1 Brethren, if a man is overtaken in any trespass, you who are spiritual restore such a one in a spirit of gentleness, considering yourself lest you also be tempted.
2 Bear one another’s burdens, and so fulfill the law of Christ.
3 For if anyone thinks himself to be something, when he is nothing, he deceives himself.
4 But let each one examine his own work, and then he will have rejoicing in himself alone, and not in another.
5 For each one shall bear his own load.
Brethren (v.1) — a reminder that they and Paul are united in the Lord
if (v.1) = even if — Christians do fall into temptation.
man (v.1) — (anthropos) = a person
overtaken in any trespass (v.1) — fall beside (in contrast to walking) a trespass. The idea is probably of a Christian caught off guard by a temptation and falling prey to it in contrast to the habitual practice in Galatians 5:19-21.
spiritual (v.1) — Those walking in the Spirit (Galatians 5:16, 25), as opposed to carnal Christians or babes in Christ. In this context, all Christians are indwelled by the Spirit, but not all walk in the Spirit. — the strong and the weak of Romans 14.
restore (v.1) — The Greek word is used for the setting of a broken bone. The tense is present continuous, calling for patience and perseverence. The point isn’t just to get the fallen one to stop sinning, but to get him back walking with the Spirit.
gentleness (v.1) — not tolerant of evil but gentle. Not self-righteous or judgmental.
considering (v.1) = looking, paying attention to
lest you also be tempted (v.1) — the inference is that the helper didn’t fall only because he wasn’t tempted
bear (v.2) — tense is present continuous. This is to be a habit.
burdens (v.2) — anything that puts a demond on one’s resources (in this case, spiritual resources) — carry another’s load
and so (v.2) = in this way
fulfill (v.2) = to fill adequately and completely
law of Christ (v.2) — love (Romans 15:1-3; Galatians 5:14
If anyone thinks he is immune to temptation (v.3), he’s kidding himself because we are all nothing in ourselves and can only accomplish anything by God’s grace.
examine (v.4) — continuous tense, a habit — make sure you are walking in the Spirit
work (v.4) — conduct
rejoicing (v.4) — reason to glory
in himself (v.4) — not in comparison to others, but based on his own conduct resulting from walking in the Spirit
load (v.5) — a different Greek word than “burden” in verse 2 — same basic meaning but with less emphasis on weight — used of a soldier’s backpack
The basic point of this passage is for the Galatians still living by faith to help those who have fallen for the teaching of the Judaizers.

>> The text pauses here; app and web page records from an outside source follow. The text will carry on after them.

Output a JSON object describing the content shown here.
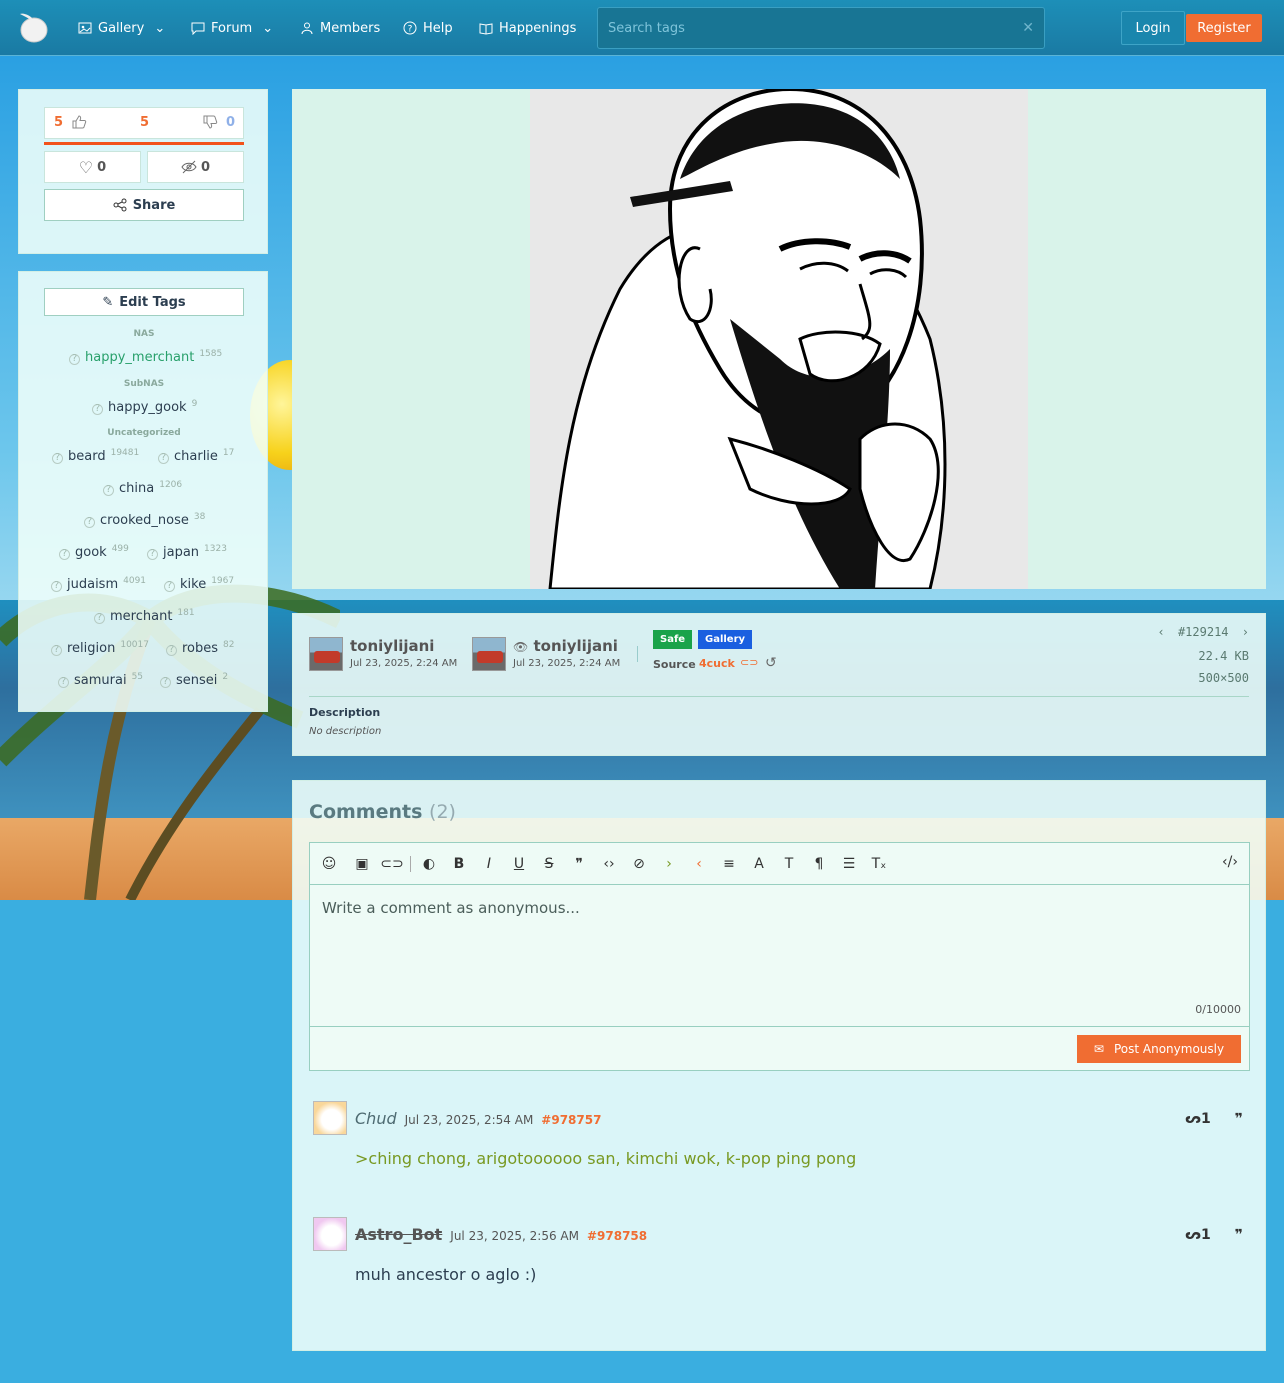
{
  "nav": {
    "items": [
      {
        "label": "Gallery",
        "icon": "gallery-icon",
        "dropdown": true
      },
      {
        "label": "Forum",
        "icon": "forum-icon",
        "dropdown": true
      },
      {
        "label": "Members",
        "icon": "members-icon",
        "dropdown": false
      },
      {
        "label": "Help",
        "icon": "help-icon",
        "dropdown": false
      },
      {
        "label": "Happenings",
        "icon": "happenings-icon",
        "dropdown": false
      }
    ],
    "search_placeholder": "Search tags",
    "login_label": "Login",
    "register_label": "Register"
  },
  "votes": {
    "upvotes": "5",
    "score": "5",
    "downvotes": "0",
    "favorites": "0",
    "hides": "0",
    "share_label": "Share"
  },
  "tags": {
    "edit_label": "Edit Tags",
    "categories": [
      {
        "name": "NAS",
        "items": [
          {
            "name": "happy_merchant",
            "count": "1585"
          }
        ]
      },
      {
        "name": "SubNAS",
        "items": [
          {
            "name": "happy_gook",
            "count": "9"
          }
        ]
      },
      {
        "name": "Uncategorized",
        "items": [
          {
            "name": "beard",
            "count": "19481"
          },
          {
            "name": "charlie",
            "count": "17"
          },
          {
            "name": "china",
            "count": "1206"
          },
          {
            "name": "crooked_nose",
            "count": "38"
          },
          {
            "name": "gook",
            "count": "499"
          },
          {
            "name": "japan",
            "count": "1323"
          },
          {
            "name": "judaism",
            "count": "4091"
          },
          {
            "name": "kike",
            "count": "1967"
          },
          {
            "name": "merchant",
            "count": "181"
          },
          {
            "name": "religion",
            "count": "10017"
          },
          {
            "name": "robes",
            "count": "82"
          },
          {
            "name": "samurai",
            "count": "55"
          },
          {
            "name": "sensei",
            "count": "2"
          }
        ]
      }
    ]
  },
  "info": {
    "uploader": {
      "name": "toniylijani",
      "date": "Jul 23, 2025, 2:24 AM"
    },
    "approver": {
      "name": "toniylijani",
      "date": "Jul 23, 2025, 2:24 AM"
    },
    "rating_badge": "Safe",
    "section_badge": "Gallery",
    "source_label": "Source",
    "source_value": "4cuck",
    "post_id": "#129214",
    "file_size": "22.4 KB",
    "dimensions": "500×500",
    "description_title": "Description",
    "description_value": "No description"
  },
  "comments": {
    "title": "Comments",
    "count": "(2)",
    "placeholder": "Write a comment as anonymous...",
    "char_count": "0/10000",
    "post_label": "Post Anonymously",
    "list": [
      {
        "author": "Chud",
        "date": "Jul 23, 2025, 2:54 AM",
        "id": "#978757",
        "body": ">ching chong, arigotoooooo san, kimchi wok, k-pop ping pong"
      },
      {
        "author": "Astro_Bot",
        "date": "Jul 23, 2025, 2:56 AM",
        "id": "#978758",
        "body": "muh ancestor o aglo :)"
      }
    ]
  },
  "colors": {
    "accent": "#f06d32",
    "nav": "#1a86ad",
    "safe": "#1aa34a",
    "gallery_badge": "#1a5fe0",
    "greentext": "#789922"
  }
}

Verses 2 and 5 are not contradictory; they are complimentary. Each of us should say to himself, “I must courageously bear my own burden, and yet sympathetically help to bear the burdens of others also.”
There is an even further and fuller explanation. The words for “burden” in Galatians 6:2 and Galatians 6:5 [load] are not the same in the Greek. In verse two the word which in English would be spelled “baros” gives us our English word “barology,” the study of weights and gravity, the downward pull to the earth. We also have the word “barometer,” and instrument by which we determine the atmospheric pressure, the wight of the atmosphere. The apostle used this word also in his second letter to the Corinthians. For we would not, brethren, have you ignorant of our trouble which came to us in Asia, that we were pressed out of measure, above srength, insomuch that we desparied even of life (2 Corinthians 1:8).
The word “pressed’ is the same derivation translated “burden” in Galatians 6:2. And again in 2 Corinthians 5:4 Paul used the same word in reference to just living here when he said: We that are in this tabernacle do groan, being burdened … It is the same word, so the word “burdened,” in Galatians 6:2, where he told the believers to bear one another’s burdens, has to do with those weights that oppress and bear down upon ous. sometimes they are seemingly too heavy to bear, are they not?
but the other word “burden” [load] in Galatians 6:5 is different entirely. It is the Greek word “phortion” and it means a designated load or cargo. “Every man shall bear his own burden.” This word is used for example of the soldier’s knapsack. That is his load; heavy or light, he is expected to carry it. It has to do with personal responsibility before God. Each one has his own designated load or burden and must be ready to bear it. — Commentary on Galatians, by Cornelius R. Stam, pages 276-277